#### What you have to do
Where the string "Intel" occurs in a line of the entries below, copy that line.

*** Opening of Data records ***

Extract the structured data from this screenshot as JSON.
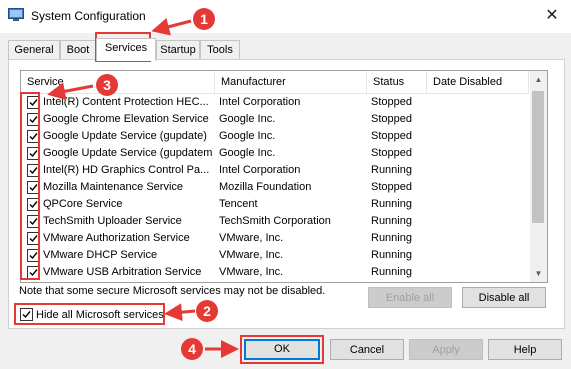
{
  "window": {
    "title": "System Configuration",
    "close_glyph": "✕"
  },
  "tabs": [
    {
      "label": "General"
    },
    {
      "label": "Boot"
    },
    {
      "label": "Services"
    },
    {
      "label": "Startup"
    },
    {
      "label": "Tools"
    }
  ],
  "list": {
    "columns": [
      "Service",
      "Manufacturer",
      "Status",
      "Date Disabled"
    ],
    "rows": [
      {
        "service": "Intel(R) Content Protection HEC...",
        "manufacturer": "Intel Corporation",
        "status": "Stopped",
        "checked": true
      },
      {
        "service": "Google Chrome Elevation Service",
        "manufacturer": "Google Inc.",
        "status": "Stopped",
        "checked": true
      },
      {
        "service": "Google Update Service (gupdate)",
        "manufacturer": "Google Inc.",
        "status": "Stopped",
        "checked": true
      },
      {
        "service": "Google Update Service (gupdatem)",
        "manufacturer": "Google Inc.",
        "status": "Stopped",
        "checked": true
      },
      {
        "service": "Intel(R) HD Graphics Control Pa...",
        "manufacturer": "Intel Corporation",
        "status": "Running",
        "checked": true
      },
      {
        "service": "Mozilla Maintenance Service",
        "manufacturer": "Mozilla Foundation",
        "status": "Stopped",
        "checked": true
      },
      {
        "service": "QPCore Service",
        "manufacturer": "Tencent",
        "status": "Running",
        "checked": true
      },
      {
        "service": "TechSmith Uploader Service",
        "manufacturer": "TechSmith Corporation",
        "status": "Running",
        "checked": true
      },
      {
        "service": "VMware Authorization Service",
        "manufacturer": "VMware, Inc.",
        "status": "Running",
        "checked": true
      },
      {
        "service": "VMware DHCP Service",
        "manufacturer": "VMware, Inc.",
        "status": "Running",
        "checked": true
      },
      {
        "service": "VMware USB Arbitration Service",
        "manufacturer": "VMware, Inc.",
        "status": "Running",
        "checked": true
      }
    ]
  },
  "note": "Note that some secure Microsoft services may not be disabled.",
  "buttons": {
    "enable_all": "Enable all",
    "disable_all": "Disable all",
    "ok": "OK",
    "cancel": "Cancel",
    "apply": "Apply",
    "help": "Help"
  },
  "hide_microsoft": {
    "label": "Hide all Microsoft services",
    "checked": true
  },
  "annotations": {
    "step1": "1",
    "step2": "2",
    "step3": "3",
    "step4": "4",
    "color": "#e53935"
  }
}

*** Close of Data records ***

#### Answer to this problem
        "service": "Intel(R) Content Protection HEC...",
        "manufacturer": "Intel Corporation",
        "service": "Intel(R) HD Graphics Control Pa...",
        "manufacturer": "Intel Corporation",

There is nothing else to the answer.